ROADS boss Dave Harling has promised to look at creating a pilot 20 mph zone without humps or chicanes around Witton Park.

The move comes as a response to a petition from 115 residents in ten streets concerned about speeding cars.

Coun Harling, Blackburn with Darwen council’s executive member for highways, revealed that a long awaited report by officials on the effectiveness of imposing 20 mph speed limits without physical traffic calming measures would be presented to senior councillors next month.

The petition came from the Witton Park Residents Association.

It asked for the lower speed limit for Cartmel Road, Grange Road, Grant Road, Selous Road, Franklin Road, Markham Road, Nares Road, Vardon Road, Nansen Road, Speke Road and the adjacent back alleyways.

On Thursday, the request was considered for the second time by the council’s planning and highways committee.

After checking traffic flows and speeds on the relevant streets, officers recommended that the request for the new 20 mph limit be refused.

But Meadowhead ward councillor Carl Nuttall called on his colleagues to reject their advice.

He said: “We have been talking about introducing more 20 mph limits and the need for a pilot area to trial them.

“This would seem to be the ideal area and opportunity to run a pilot.
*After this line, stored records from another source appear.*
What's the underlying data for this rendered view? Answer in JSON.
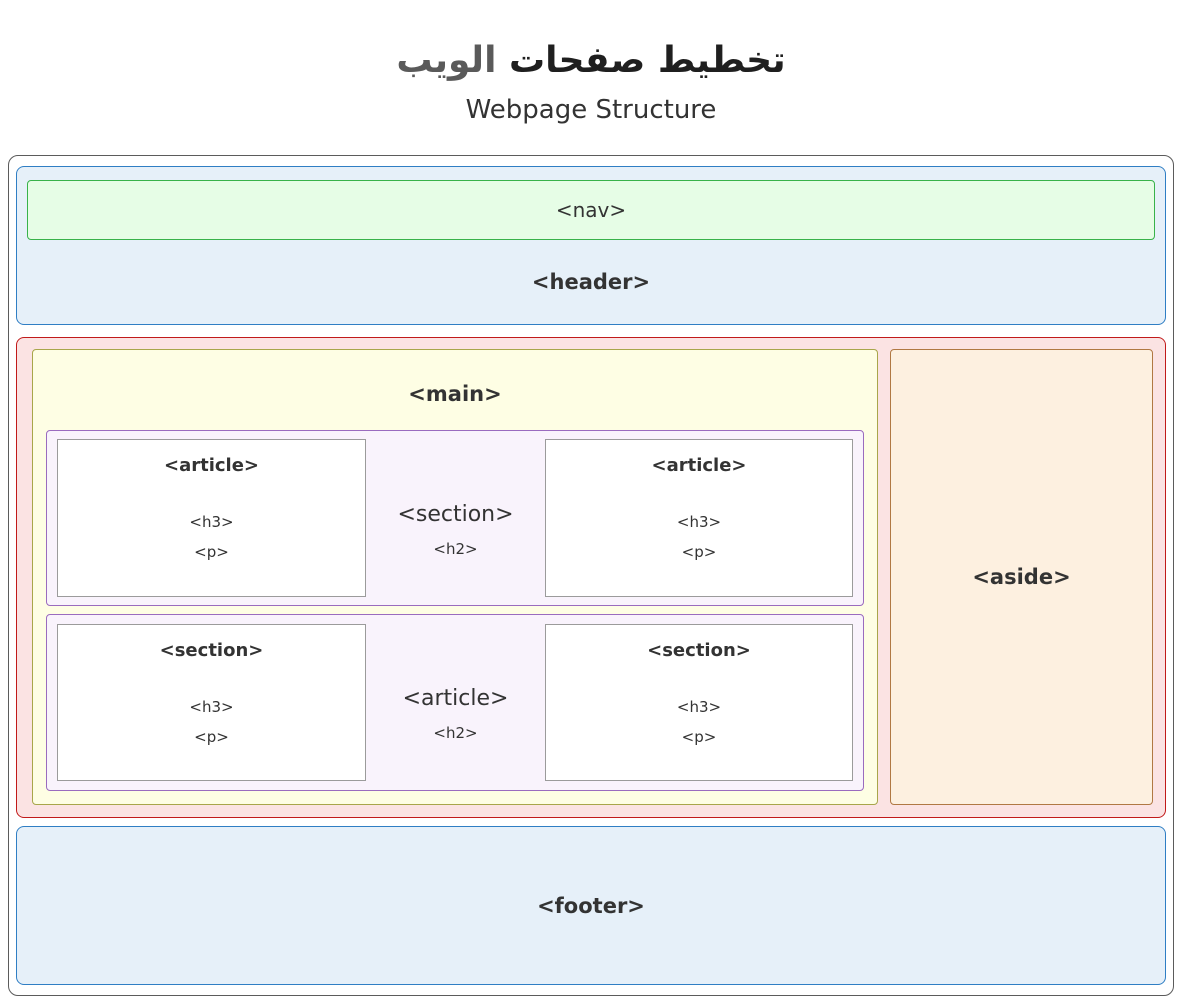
{
  "title": {
    "word1": "تخطيط صفحات",
    "word2": "الويب"
  },
  "subtitle": "Webpage Structure",
  "nav": "<nav>",
  "header": "<header>",
  "main": "<main>",
  "aside": "<aside>",
  "footer": "<footer>",
  "row1": {
    "left": {
      "title": "<article>",
      "heading": "<h3>",
      "para": "<p>"
    },
    "middle": {
      "title": "<section>",
      "heading": "<h2>"
    },
    "right": {
      "title": "<article>",
      "heading": "<h3>",
      "para": "<p>"
    }
  },
  "row2": {
    "left": {
      "title": "<section>",
      "heading": "<h3>",
      "para": "<p>"
    },
    "middle": {
      "title": "<article>",
      "heading": "<h2>"
    },
    "right": {
      "title": "<section>",
      "heading": "<h3>",
      "para": "<p>"
    }
  }
}
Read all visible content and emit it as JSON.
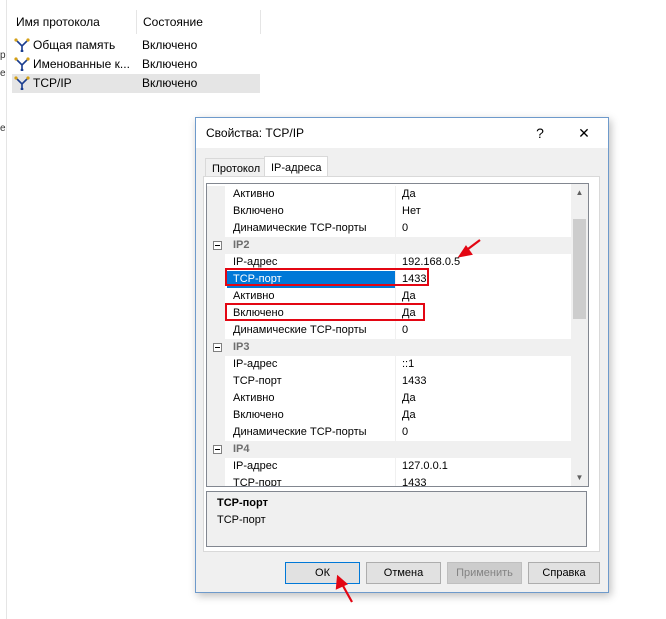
{
  "background": {
    "columns": {
      "name": "Имя протокола",
      "state": "Состояние"
    },
    "rows": [
      {
        "name": "Общая память",
        "state": "Включено"
      },
      {
        "name": "Именованные к...",
        "state": "Включено"
      },
      {
        "name": "TCP/IP",
        "state": "Включено"
      }
    ],
    "edge_marks": [
      "р",
      "е",
      "е"
    ]
  },
  "dialog": {
    "title": "Свойства: TCP/IP",
    "help_glyph": "?",
    "close_glyph": "✕",
    "tabs": [
      "Протокол",
      "IP-адреса"
    ],
    "properties": [
      {
        "label": "Активно",
        "value": "Да"
      },
      {
        "label": "Включено",
        "value": "Нет"
      },
      {
        "label": "Динамические TCP-порты",
        "value": "0"
      },
      {
        "category": "IP2"
      },
      {
        "label": "IP-адрес",
        "value": "192.168.0.5"
      },
      {
        "label": "TCP-порт",
        "value": "1433"
      },
      {
        "label": "Активно",
        "value": "Да"
      },
      {
        "label": "Включено",
        "value": "Да"
      },
      {
        "label": "Динамические TCP-порты",
        "value": "0"
      },
      {
        "category": "IP3"
      },
      {
        "label": "IP-адрес",
        "value": "::1"
      },
      {
        "label": "TCP-порт",
        "value": "1433"
      },
      {
        "label": "Активно",
        "value": "Да"
      },
      {
        "label": "Включено",
        "value": "Да"
      },
      {
        "label": "Динамические TCP-порты",
        "value": "0"
      },
      {
        "category": "IP4"
      },
      {
        "label": "IP-адрес",
        "value": "127.0.0.1"
      },
      {
        "label": "TCP-порт",
        "value": "1433"
      }
    ],
    "description": {
      "title": "TCP-порт",
      "text": "TCP-порт"
    },
    "buttons": {
      "ok": "ОК",
      "cancel": "Отмена",
      "apply": "Применить",
      "help": "Справка"
    }
  },
  "colors": {
    "annotation": "#e30613",
    "selection": "#0078d7"
  }
}
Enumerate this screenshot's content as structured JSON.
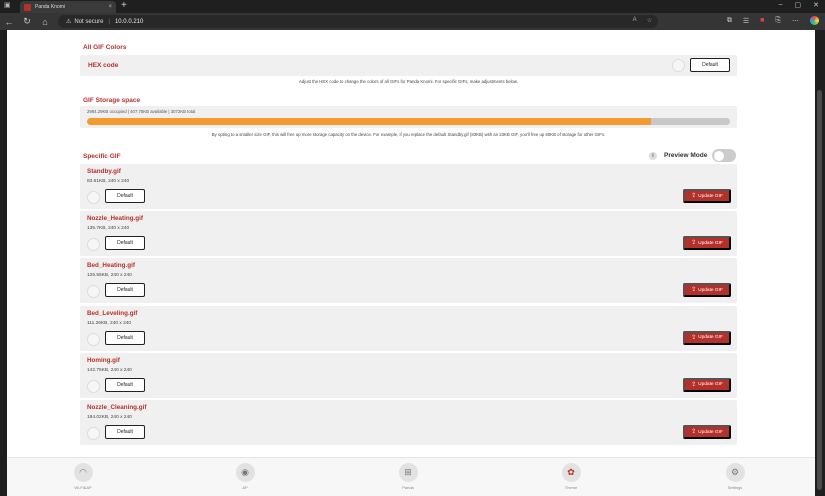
{
  "browser": {
    "tab_title": "Panda Knomi",
    "tab_close": "×",
    "new_tab": "+",
    "security_label": "Not secure",
    "url": "10.0.0.210"
  },
  "colors": {
    "accent": "#b5302b",
    "progress": "#f39b32"
  },
  "gif_colors": {
    "section_title": "All GIF Colors",
    "hex_label": "HEX code",
    "default_label": "Default",
    "help_text": "Adjust the HEX code to change the colors of all GIFs for Panda Knomi. For specific GIFs, make adjustments below."
  },
  "storage": {
    "section_title": "GIF Storage space",
    "info_text": "2984.29KB occupied | 407.75KB available | 3072KB total",
    "used_fraction": 0.877,
    "help_text": "By opting to a smaller size GIF, this will free up more storage capacity on the device. For example, if you replace the default Standby.gif (83KB) with an 23KB GIF, you'll free up 60KB of storage for other GIFs."
  },
  "specific": {
    "section_title": "Specific GIF",
    "info_icon": "i",
    "preview_label": "Preview Mode",
    "preview_on": false,
    "default_label": "Default",
    "update_label": "Update GIF",
    "update_icon": "⇪",
    "gifs": [
      {
        "name": "Standby.gif",
        "meta": "83.61KB, 240 x 240"
      },
      {
        "name": "Nozzle_Heating.gif",
        "meta": "135.7KB, 240 x 240"
      },
      {
        "name": "Bed_Heating.gif",
        "meta": "125.55KB, 240 x 240"
      },
      {
        "name": "Bed_Leveling.gif",
        "meta": "111.26KB, 240 x 240"
      },
      {
        "name": "Homing.gif",
        "meta": "142.75KB, 240 x 240"
      },
      {
        "name": "Nozzle_Cleaning.gif",
        "meta": "184.02KB, 240 x 240"
      }
    ]
  },
  "bottom_nav": [
    {
      "label": "Wi-Fi&AP",
      "icon": "wifi-icon",
      "glyph": "◠"
    },
    {
      "label": "AP",
      "icon": "antenna-icon",
      "glyph": "◉"
    },
    {
      "label": "Panda",
      "icon": "network-icon",
      "glyph": "⊞"
    },
    {
      "label": "Theme",
      "icon": "palette-icon",
      "glyph": "✿"
    },
    {
      "label": "Settings",
      "icon": "gear-icon",
      "glyph": "⚙"
    }
  ]
}
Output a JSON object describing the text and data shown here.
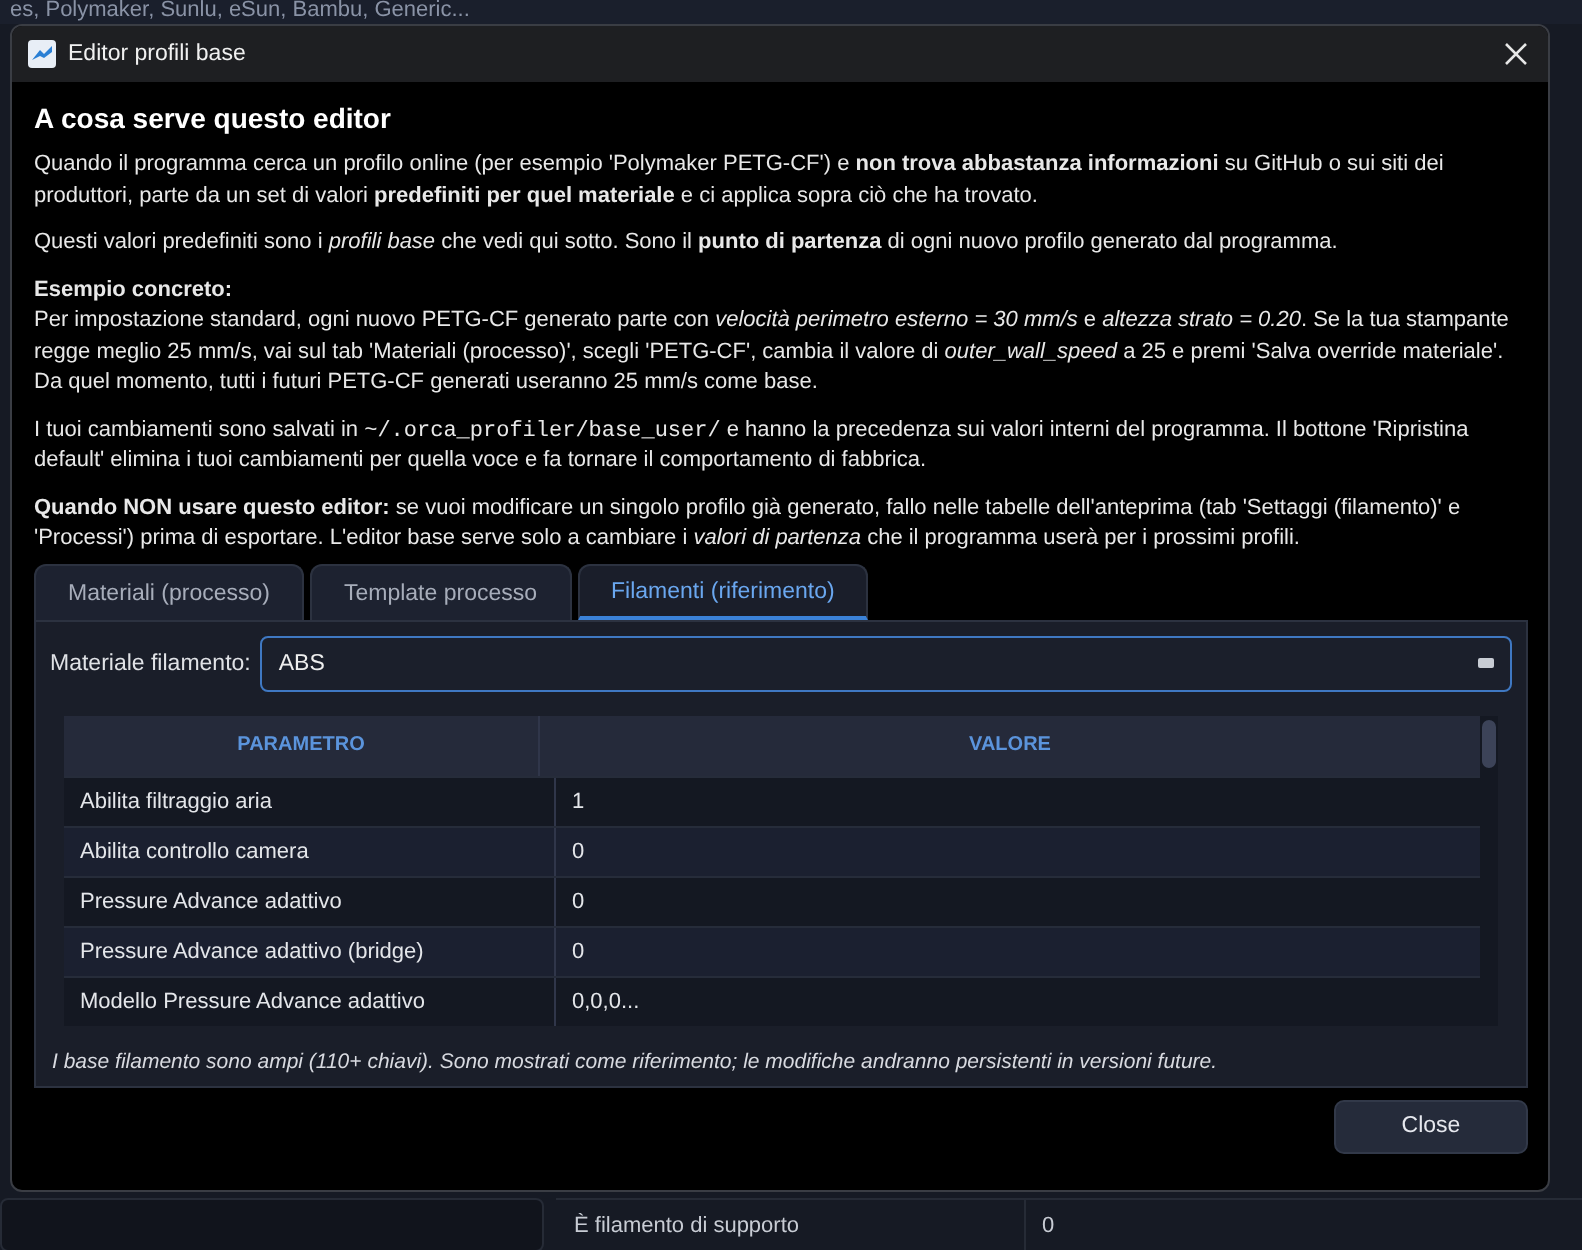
{
  "background": {
    "top_text": "es, Polymaker, Sunlu, eSun, Bambu, Generic...",
    "bottom_row": {
      "name": "È filamento di supporto",
      "value": "0"
    }
  },
  "window": {
    "title": "Editor profili base"
  },
  "heading": "A cosa serve questo editor",
  "paragraphs": [
    [
      {
        "kind": "text",
        "text": "Quando il programma cerca un profilo online (per esempio 'Polymaker PETG-CF') e **non trova abbastanza informazioni** su GitHub o sui siti dei produttori, parte da un set di valori **predefiniti per quel materiale** e ci applica sopra ciò che ha trovato."
      }
    ],
    [
      {
        "kind": "text",
        "text": "Questi valori predefiniti sono i *profili base* che vedi qui sotto. Sono il **punto di partenza** di ogni nuovo profilo generato dal programma."
      }
    ],
    [
      {
        "kind": "text",
        "text": "**Esempio concreto:**"
      },
      {
        "kind": "break"
      },
      {
        "kind": "text",
        "text": "Per impostazione standard, ogni nuovo PETG-CF generato parte con *velocità perimetro esterno = 30 mm/s* e *altezza strato = 0.20*. Se la tua stampante regge meglio 25 mm/s, vai sul tab 'Materiali (processo)', scegli 'PETG-CF', cambia il valore di *outer_wall_speed* a 25 e premi 'Salva override materiale'. Da quel momento, tutti i futuri PETG-CF generati useranno 25 mm/s come base."
      }
    ],
    [
      {
        "kind": "text",
        "text": "I tuoi cambiamenti sono salvati in "
      },
      {
        "kind": "code",
        "text": "~/.orca_profiler/base_user/"
      },
      {
        "kind": "text",
        "text": " e hanno la precedenza sui valori interni del programma. Il bottone 'Ripristina default' elimina i tuoi cambiamenti per quella voce e fa tornare il comportamento di fabbrica."
      }
    ],
    [
      {
        "kind": "text",
        "text": "**Quando NON usare questo editor:** se vuoi modificare un singolo profilo già generato, fallo nelle tabelle dell'anteprima (tab 'Settaggi (filamento)' e 'Processi') prima di esportare. L'editor base serve solo a cambiare i *valori di partenza* che il programma userà per i prossimi profili."
      }
    ]
  ],
  "tabs": [
    {
      "label": "Materiali (processo)",
      "selected": false
    },
    {
      "label": "Template processo",
      "selected": false
    },
    {
      "label": "Filamenti (riferimento)",
      "selected": true
    }
  ],
  "material": {
    "label": "Materiale filamento:",
    "value": "ABS"
  },
  "table": {
    "columns": [
      "PARAMETRO",
      "VALORE"
    ],
    "rows": [
      {
        "name": "Abilita filtraggio aria",
        "value": "1"
      },
      {
        "name": "Abilita controllo camera",
        "value": "0"
      },
      {
        "name": "Pressure Advance adattivo",
        "value": "0"
      },
      {
        "name": "Pressure Advance adattivo (bridge)",
        "value": "0"
      },
      {
        "name": "Modello Pressure Advance adattivo",
        "value": "0,0,0..."
      }
    ]
  },
  "note": "I base filamento sono ampi (110+ chiavi). Sono mostrati come riferimento; le modifiche andranno persistenti in versioni future.",
  "buttons": [
    "Close"
  ]
}
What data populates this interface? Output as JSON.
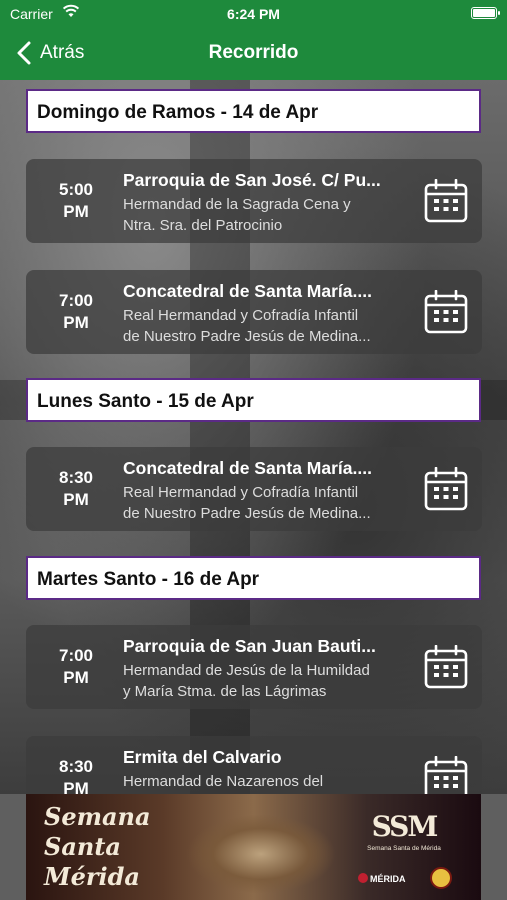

I think we should refer this petition back to the highways department to look at this.”

He was backed by Sudell Liberal Democrat councillor Paul Browne and his Bastwell Labour colleague Shaukhat Hussain.

Committee chairman Jim Smith agreed and said: “Let’s refer this back to Dave Harling and his team to have another look at as a pilot scheme.”

Coun Harling said last night (FRI): “Certainly we will consider it. My concern would be whether this is too small an area.

“What we are talking about is a pilot for 20 mph zones without physical traffic calming measures such as road humps and chicanes as we have used previously.

“We will be producing the report we promised last year on this for the March meeting of the executive board.

“As a principle, we think 20 mph zones are effective, but the question is how effective they will be using only speed limit signs and not physical measures.

“We have to consider these things against the council’s tight financial position.”